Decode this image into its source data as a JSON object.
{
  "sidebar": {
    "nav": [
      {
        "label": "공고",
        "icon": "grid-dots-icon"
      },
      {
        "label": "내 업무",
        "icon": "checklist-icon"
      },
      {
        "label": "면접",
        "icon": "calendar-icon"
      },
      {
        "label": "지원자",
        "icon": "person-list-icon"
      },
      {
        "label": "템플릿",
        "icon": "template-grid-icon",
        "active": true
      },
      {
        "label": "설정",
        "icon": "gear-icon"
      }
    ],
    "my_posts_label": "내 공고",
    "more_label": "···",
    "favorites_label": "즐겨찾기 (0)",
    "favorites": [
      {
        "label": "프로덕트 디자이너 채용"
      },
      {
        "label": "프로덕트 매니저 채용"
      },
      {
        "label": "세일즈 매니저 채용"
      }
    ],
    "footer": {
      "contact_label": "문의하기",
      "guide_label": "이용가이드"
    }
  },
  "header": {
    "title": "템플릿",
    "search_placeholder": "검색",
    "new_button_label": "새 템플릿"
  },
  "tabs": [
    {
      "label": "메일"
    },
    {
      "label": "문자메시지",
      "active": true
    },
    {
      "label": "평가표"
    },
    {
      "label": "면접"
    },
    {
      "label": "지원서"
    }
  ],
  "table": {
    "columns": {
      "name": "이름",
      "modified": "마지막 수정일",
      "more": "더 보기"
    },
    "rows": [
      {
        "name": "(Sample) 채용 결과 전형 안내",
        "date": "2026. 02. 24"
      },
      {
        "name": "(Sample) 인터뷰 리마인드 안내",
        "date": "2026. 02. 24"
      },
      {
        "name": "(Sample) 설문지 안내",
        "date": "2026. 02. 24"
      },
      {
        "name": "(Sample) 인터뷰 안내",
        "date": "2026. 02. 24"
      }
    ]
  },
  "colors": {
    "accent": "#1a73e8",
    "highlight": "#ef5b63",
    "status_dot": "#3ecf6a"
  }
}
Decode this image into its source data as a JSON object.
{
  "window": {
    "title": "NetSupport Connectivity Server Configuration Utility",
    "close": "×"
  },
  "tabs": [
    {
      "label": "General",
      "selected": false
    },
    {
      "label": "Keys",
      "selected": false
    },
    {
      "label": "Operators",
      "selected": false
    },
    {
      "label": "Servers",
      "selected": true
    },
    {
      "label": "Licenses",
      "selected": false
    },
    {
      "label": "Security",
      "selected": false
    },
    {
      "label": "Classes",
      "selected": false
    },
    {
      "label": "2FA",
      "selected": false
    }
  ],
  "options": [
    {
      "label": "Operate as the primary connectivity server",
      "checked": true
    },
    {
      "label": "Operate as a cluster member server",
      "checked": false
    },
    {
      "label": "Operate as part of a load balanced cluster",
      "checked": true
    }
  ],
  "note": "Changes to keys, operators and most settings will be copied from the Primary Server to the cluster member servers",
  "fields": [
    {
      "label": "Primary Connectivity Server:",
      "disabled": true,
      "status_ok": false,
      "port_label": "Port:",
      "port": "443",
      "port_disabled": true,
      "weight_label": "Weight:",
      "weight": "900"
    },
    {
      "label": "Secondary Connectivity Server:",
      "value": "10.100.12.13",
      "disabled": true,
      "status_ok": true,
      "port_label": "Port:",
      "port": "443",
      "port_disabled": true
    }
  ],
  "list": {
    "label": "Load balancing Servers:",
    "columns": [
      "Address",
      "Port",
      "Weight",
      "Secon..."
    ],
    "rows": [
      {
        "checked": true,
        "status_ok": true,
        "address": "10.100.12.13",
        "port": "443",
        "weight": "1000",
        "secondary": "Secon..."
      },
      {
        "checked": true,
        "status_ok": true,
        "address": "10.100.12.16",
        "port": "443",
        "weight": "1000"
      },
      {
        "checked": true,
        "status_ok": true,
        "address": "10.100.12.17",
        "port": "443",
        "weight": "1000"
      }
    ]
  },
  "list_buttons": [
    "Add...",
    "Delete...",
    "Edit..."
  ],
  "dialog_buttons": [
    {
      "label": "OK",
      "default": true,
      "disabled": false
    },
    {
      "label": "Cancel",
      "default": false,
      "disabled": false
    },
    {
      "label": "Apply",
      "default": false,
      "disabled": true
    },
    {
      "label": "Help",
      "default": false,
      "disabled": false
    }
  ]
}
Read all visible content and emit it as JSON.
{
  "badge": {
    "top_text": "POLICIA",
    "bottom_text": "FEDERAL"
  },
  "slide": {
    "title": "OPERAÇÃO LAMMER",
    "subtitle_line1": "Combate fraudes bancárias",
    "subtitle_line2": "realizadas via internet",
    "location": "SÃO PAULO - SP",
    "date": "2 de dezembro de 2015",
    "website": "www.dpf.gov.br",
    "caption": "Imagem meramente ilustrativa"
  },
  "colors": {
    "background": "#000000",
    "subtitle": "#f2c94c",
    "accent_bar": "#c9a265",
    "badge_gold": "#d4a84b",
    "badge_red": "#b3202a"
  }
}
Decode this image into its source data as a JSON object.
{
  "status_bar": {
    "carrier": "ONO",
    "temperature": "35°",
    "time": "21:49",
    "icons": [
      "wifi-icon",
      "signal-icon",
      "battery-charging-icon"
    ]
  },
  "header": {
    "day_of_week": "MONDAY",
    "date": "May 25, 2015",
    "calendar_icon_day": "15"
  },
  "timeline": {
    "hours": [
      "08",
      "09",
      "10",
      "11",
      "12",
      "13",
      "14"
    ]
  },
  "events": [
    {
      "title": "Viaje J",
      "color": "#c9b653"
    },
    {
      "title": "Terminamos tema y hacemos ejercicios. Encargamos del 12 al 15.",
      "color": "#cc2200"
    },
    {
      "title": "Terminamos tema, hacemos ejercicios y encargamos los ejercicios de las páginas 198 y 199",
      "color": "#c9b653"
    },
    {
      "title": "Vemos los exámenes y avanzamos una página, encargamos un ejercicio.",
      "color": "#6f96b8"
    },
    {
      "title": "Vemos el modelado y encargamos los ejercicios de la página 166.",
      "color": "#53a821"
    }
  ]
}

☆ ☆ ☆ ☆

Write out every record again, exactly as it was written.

**Exercise solution:**
Decode this image into its source data as a JSON object.
{
  "sidebar": {
    "nav": [
      {
        "label": "공고",
        "icon": "grid-dots-icon"
      },
      {
        "label": "내 업무",
        "icon": "checklist-icon"
      },
      {
        "label": "면접",
        "icon": "calendar-icon"
      },
      {
        "label": "지원자",
        "icon": "person-list-icon"
      },
      {
        "label": "템플릿",
        "icon": "template-grid-icon",
        "active": true
      },
      {
        "label": "설정",
        "icon": "gear-icon"
      }
    ],
    "my_posts_label": "내 공고",
    "more_label": "···",
    "favorites_label": "즐겨찾기 (0)",
    "favorites": [
      {
        "label": "프로덕트 디자이너 채용"
      },
      {
        "label": "프로덕트 매니저 채용"
      },
      {
        "label": "세일즈 매니저 채용"
      }
    ],
    "footer": {
      "contact_label": "문의하기",
      "guide_label": "이용가이드"
    }
  },
  "header": {
    "title": "템플릿",
    "search_placeholder": "검색",
    "new_button_label": "새 템플릿"
  },
  "tabs": [
    {
      "label": "메일"
    },
    {
      "label": "문자메시지",
      "active": true
    },
    {
      "label": "평가표"
    },
    {
      "label": "면접"
    },
    {
      "label": "지원서"
    }
  ],
  "table": {
    "columns": {
      "name": "이름",
      "modified": "마지막 수정일",
      "more": "더 보기"
    },
    "rows": [
      {
        "name": "(Sample) 채용 결과 전형 안내",
        "date": "2026. 02. 24"
      },
      {
        "name": "(Sample) 인터뷰 리마인드 안내",
        "date": "2026. 02. 24"
      },
      {
        "name": "(Sample) 설문지 안내",
        "date": "2026. 02. 24"
      },
      {
        "name": "(Sample) 인터뷰 안내",
        "date": "2026. 02. 24"
      }
    ]
  },
  "colors": {
    "accent": "#1a73e8",
    "highlight": "#ef5b63",
    "status_dot": "#3ecf6a"
  }
}
Decode this image into its source data as a JSON object.
{
  "window": {
    "title": "NetSupport Connectivity Server Configuration Utility",
    "close": "×"
  },
  "tabs": [
    {
      "label": "General",
      "selected": false
    },
    {
      "label": "Keys",
      "selected": false
    },
    {
      "label": "Operators",
      "selected": false
    },
    {
      "label": "Servers",
      "selected": true
    },
    {
      "label": "Licenses",
      "selected": false
    },
    {
      "label": "Security",
      "selected": false
    },
    {
      "label": "Classes",
      "selected": false
    },
    {
      "label": "2FA",
      "selected": false
    }
  ],
  "options": [
    {
      "label": "Operate as the primary connectivity server",
      "checked": true
    },
    {
      "label": "Operate as a cluster member server",
      "checked": false
    },
    {
      "label": "Operate as part of a load balanced cluster",
      "checked": true
    }
  ],
  "note": "Changes to keys, operators and most settings will be copied from the Primary Server to the cluster member servers",
  "fields": [
    {
      "label": "Primary Connectivity Server:",
      "disabled": true,
      "status_ok": false,
      "port_label": "Port:",
      "port": "443",
      "port_disabled": true,
      "weight_label": "Weight:",
      "weight": "900"
    },
    {
      "label": "Secondary Connectivity Server:",
      "value": "10.100.12.13",
      "disabled": true,
      "status_ok": true,
      "port_label": "Port:",
      "port": "443",
      "port_disabled": true
    }
  ],
  "list": {
    "label": "Load balancing Servers:",
    "columns": [
      "Address",
      "Port",
      "Weight",
      "Secon..."
    ],
    "rows": [
      {
        "checked": true,
        "status_ok": true,
        "address": "10.100.12.13",
        "port": "443",
        "weight": "1000",
        "secondary": "Secon..."
      },
      {
        "checked": true,
        "status_ok": true,
        "address": "10.100.12.16",
        "port": "443",
        "weight": "1000"
      },
      {
        "checked": true,
        "status_ok": true,
        "address": "10.100.12.17",
        "port": "443",
        "weight": "1000"
      }
    ]
  },
  "list_buttons": [
    "Add...",
    "Delete...",
    "Edit..."
  ],
  "dialog_buttons": [
    {
      "label": "OK",
      "default": true,
      "disabled": false
    },
    {
      "label": "Cancel",
      "default": false,
      "disabled": false
    },
    {
      "label": "Apply",
      "default": false,
      "disabled": true
    },
    {
      "label": "Help",
      "default": false,
      "disabled": false
    }
  ]
}
Read all visible content and emit it as JSON.
{
  "badge": {
    "top_text": "POLICIA",
    "bottom_text": "FEDERAL"
  },
  "slide": {
    "title": "OPERAÇÃO LAMMER",
    "subtitle_line1": "Combate fraudes bancárias",
    "subtitle_line2": "realizadas via internet",
    "location": "SÃO PAULO - SP",
    "date": "2 de dezembro de 2015",
    "website": "www.dpf.gov.br",
    "caption": "Imagem meramente ilustrativa"
  },
  "colors": {
    "background": "#000000",
    "subtitle": "#f2c94c",
    "accent_bar": "#c9a265",
    "badge_gold": "#d4a84b",
    "badge_red": "#b3202a"
  }
}
Decode this image into its source data as a JSON object.
{
  "status_bar": {
    "carrier": "ONO",
    "temperature": "35°",
    "time": "21:49",
    "icons": [
      "wifi-icon",
      "signal-icon",
      "battery-charging-icon"
    ]
  },
  "header": {
    "day_of_week": "MONDAY",
    "date": "May 25, 2015",
    "calendar_icon_day": "15"
  },
  "timeline": {
    "hours": [
      "08",
      "09",
      "10",
      "11",
      "12",
      "13",
      "14"
    ]
  },
  "events": [
    {
      "title": "Viaje J",
      "color": "#c9b653"
    },
    {
      "title": "Terminamos tema y hacemos ejercicios. Encargamos del 12 al 15.",
      "color": "#cc2200"
    },
    {
      "title": "Terminamos tema, hacemos ejercicios y encargamos los ejercicios de las páginas 198 y 199",
      "color": "#c9b653"
    },
    {
      "title": "Vemos los exámenes y avanzamos una página, encargamos un ejercicio.",
      "color": "#6f96b8"
    },
    {
      "title": "Vemos el modelado y encargamos los ejercicios de la página 166.",
      "color": "#53a821"
    }
  ]
}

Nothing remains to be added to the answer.